- WHAT YOU SHOULD DO -
Copy each line below in which the word "time" occurs.

——————————

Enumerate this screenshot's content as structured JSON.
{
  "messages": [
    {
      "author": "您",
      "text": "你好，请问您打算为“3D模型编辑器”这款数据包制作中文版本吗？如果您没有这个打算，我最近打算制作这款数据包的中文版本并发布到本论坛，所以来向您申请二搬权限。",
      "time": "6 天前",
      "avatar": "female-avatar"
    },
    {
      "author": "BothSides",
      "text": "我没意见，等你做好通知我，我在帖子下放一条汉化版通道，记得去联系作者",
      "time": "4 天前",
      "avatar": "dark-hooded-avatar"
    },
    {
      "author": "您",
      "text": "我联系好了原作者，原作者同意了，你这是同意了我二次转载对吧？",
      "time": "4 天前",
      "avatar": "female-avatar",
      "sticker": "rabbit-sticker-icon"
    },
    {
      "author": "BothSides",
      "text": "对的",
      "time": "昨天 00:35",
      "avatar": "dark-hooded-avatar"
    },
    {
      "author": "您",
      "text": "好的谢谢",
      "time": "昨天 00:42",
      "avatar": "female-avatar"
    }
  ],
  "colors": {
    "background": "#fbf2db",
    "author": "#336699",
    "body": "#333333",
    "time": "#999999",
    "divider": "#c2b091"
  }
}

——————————

- EXERCISE ANSWER -
      "time": "6 天前",
      "time": "4 天前",
      "time": "4 天前",
      "time": "昨天 00:35",
      "time": "昨天 00:42",
    "time": "#999999",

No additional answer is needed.